═══ TASK MATERIAL ═══
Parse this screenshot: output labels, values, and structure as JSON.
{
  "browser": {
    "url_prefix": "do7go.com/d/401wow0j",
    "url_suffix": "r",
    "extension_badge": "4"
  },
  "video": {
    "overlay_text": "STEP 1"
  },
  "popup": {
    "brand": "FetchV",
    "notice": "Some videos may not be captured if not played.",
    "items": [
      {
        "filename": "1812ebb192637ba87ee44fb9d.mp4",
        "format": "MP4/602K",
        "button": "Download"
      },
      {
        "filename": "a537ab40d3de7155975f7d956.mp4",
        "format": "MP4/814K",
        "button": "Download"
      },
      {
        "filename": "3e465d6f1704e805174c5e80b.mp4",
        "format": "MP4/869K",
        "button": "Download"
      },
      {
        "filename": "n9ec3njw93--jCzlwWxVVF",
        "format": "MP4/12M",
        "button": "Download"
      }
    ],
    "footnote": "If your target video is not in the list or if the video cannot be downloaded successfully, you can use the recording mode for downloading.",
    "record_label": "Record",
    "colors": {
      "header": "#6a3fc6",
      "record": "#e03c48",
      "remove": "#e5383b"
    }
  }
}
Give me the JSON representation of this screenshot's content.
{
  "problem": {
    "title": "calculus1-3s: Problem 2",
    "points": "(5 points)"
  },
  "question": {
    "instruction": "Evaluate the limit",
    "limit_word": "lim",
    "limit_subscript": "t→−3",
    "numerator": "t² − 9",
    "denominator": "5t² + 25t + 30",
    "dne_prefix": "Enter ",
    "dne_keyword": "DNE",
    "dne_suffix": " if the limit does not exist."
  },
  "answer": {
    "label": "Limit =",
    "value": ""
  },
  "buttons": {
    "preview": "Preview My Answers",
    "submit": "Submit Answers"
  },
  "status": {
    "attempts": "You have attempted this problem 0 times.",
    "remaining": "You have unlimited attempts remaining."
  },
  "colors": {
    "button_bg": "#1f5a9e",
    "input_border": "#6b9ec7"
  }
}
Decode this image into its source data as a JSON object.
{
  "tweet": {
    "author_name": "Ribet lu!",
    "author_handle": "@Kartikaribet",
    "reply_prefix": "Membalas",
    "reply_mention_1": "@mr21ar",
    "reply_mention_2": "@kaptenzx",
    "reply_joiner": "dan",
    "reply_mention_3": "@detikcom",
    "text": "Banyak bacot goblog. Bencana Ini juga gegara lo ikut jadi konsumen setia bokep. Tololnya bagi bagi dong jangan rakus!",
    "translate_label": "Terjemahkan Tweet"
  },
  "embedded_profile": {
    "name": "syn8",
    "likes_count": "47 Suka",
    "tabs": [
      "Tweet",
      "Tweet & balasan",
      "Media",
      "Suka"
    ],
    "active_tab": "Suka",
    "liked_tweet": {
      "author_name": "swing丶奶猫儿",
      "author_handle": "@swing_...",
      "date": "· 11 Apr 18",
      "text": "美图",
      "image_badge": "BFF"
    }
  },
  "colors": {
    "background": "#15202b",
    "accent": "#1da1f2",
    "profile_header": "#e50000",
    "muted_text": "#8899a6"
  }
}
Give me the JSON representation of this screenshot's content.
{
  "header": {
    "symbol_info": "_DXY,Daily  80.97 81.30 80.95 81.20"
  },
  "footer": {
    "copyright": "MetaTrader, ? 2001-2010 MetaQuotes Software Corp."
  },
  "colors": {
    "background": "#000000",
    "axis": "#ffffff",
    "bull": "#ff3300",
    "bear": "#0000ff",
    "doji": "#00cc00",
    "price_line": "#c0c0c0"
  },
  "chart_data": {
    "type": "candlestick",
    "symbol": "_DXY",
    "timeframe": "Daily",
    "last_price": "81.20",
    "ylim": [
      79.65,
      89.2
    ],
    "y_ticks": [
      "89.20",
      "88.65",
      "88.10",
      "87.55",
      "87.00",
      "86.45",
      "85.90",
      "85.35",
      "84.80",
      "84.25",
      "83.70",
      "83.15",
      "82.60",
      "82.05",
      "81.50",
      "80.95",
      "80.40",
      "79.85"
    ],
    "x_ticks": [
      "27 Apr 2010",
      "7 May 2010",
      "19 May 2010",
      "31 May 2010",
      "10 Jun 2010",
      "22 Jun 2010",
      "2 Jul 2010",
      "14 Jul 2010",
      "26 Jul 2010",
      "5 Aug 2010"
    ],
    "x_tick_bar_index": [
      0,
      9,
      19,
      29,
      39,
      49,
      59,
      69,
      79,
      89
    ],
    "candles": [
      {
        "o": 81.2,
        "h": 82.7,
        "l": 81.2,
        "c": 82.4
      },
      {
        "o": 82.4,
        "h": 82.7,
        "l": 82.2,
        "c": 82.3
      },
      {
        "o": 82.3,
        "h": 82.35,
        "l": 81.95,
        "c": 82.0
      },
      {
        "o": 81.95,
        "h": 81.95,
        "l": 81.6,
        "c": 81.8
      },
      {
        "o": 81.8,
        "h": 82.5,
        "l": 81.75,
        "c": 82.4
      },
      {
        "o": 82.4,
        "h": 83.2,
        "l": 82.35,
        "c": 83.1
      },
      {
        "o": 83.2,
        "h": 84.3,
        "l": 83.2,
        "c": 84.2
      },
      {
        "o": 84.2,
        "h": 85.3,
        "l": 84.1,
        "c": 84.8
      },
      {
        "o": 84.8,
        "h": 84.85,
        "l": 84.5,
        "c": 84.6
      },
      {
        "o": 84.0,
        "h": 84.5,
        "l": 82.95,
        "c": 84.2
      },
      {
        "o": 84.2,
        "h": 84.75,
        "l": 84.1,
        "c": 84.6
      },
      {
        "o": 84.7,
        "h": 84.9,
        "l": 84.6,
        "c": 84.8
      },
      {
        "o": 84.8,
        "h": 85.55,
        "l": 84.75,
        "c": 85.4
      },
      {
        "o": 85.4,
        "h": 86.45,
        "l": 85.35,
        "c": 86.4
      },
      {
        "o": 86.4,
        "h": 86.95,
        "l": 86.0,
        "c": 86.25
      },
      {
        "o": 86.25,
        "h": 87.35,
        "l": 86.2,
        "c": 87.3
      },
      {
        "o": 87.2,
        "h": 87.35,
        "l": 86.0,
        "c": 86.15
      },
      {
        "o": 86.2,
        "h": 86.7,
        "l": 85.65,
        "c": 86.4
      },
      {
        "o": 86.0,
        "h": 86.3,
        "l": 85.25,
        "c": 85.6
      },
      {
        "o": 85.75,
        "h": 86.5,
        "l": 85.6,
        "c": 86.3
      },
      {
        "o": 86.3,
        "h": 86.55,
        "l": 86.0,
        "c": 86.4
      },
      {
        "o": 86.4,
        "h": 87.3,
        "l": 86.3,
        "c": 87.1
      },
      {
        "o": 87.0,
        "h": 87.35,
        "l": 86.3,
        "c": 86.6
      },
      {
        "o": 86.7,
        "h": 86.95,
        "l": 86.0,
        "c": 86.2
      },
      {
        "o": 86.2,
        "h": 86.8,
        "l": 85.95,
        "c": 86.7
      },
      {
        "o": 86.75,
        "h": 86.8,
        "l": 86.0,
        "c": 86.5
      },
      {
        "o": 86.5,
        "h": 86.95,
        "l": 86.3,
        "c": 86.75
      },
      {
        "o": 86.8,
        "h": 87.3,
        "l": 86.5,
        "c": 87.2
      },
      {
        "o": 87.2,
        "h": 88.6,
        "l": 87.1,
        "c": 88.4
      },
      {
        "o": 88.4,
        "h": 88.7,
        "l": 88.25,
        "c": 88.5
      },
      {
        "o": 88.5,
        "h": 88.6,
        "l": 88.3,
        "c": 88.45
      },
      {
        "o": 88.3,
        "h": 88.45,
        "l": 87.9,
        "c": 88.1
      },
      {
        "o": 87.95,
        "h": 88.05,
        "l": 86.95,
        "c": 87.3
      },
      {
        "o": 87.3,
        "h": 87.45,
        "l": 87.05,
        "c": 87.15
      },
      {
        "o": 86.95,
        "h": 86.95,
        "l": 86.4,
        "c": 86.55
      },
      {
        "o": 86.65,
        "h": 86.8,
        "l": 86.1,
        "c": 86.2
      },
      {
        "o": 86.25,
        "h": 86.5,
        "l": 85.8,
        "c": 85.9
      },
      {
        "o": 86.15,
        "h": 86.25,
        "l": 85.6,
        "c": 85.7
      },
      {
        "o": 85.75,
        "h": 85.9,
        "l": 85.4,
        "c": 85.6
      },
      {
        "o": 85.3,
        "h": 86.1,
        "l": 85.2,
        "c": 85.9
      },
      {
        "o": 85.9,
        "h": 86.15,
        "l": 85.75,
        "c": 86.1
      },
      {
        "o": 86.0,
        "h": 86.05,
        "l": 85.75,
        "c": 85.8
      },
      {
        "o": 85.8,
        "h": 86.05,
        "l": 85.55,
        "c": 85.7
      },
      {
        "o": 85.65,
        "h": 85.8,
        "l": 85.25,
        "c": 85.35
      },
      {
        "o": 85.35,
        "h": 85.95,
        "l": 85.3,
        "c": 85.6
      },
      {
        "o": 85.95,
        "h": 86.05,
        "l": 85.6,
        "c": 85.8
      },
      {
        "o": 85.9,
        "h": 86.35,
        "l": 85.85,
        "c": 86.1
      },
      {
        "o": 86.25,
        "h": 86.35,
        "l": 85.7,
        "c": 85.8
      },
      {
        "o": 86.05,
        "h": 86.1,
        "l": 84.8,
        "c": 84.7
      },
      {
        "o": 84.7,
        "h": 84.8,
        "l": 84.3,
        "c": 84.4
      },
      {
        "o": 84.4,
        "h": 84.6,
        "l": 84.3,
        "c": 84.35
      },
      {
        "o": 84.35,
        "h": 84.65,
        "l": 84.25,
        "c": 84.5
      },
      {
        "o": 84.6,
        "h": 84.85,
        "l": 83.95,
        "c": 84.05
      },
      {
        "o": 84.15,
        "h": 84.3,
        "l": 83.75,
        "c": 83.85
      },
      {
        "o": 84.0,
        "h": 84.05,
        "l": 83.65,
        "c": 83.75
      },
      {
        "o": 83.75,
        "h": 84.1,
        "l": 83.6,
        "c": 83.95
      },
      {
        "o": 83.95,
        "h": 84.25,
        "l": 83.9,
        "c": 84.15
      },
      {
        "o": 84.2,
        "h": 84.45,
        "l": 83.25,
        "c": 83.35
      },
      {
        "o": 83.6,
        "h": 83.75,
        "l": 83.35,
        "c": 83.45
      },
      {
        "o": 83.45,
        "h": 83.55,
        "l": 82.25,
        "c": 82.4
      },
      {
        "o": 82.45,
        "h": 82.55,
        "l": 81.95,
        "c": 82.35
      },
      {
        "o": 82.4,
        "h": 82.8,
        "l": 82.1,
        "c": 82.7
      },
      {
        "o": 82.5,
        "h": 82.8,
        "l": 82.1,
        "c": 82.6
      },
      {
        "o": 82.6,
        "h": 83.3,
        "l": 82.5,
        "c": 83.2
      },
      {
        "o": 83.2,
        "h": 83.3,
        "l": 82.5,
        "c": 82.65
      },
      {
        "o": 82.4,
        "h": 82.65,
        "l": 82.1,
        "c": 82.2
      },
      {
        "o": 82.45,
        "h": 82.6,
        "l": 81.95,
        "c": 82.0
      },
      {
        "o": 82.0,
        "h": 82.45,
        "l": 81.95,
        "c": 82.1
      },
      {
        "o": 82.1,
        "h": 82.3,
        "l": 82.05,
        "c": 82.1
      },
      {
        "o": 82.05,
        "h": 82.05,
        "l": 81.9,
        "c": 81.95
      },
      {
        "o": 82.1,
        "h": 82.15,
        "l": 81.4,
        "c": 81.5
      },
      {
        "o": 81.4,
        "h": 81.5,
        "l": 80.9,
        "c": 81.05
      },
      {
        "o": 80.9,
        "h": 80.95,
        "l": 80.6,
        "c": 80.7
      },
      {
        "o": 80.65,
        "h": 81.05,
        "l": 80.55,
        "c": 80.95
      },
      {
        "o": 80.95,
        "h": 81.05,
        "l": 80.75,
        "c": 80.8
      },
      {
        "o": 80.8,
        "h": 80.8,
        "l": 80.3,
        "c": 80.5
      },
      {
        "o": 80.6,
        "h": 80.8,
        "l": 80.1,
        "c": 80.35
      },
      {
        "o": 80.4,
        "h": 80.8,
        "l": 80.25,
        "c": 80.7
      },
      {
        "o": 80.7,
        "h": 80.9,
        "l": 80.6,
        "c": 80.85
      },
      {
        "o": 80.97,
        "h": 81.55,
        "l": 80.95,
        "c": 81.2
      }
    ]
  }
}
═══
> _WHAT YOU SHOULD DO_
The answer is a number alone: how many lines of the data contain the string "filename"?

> _ANSWER_
4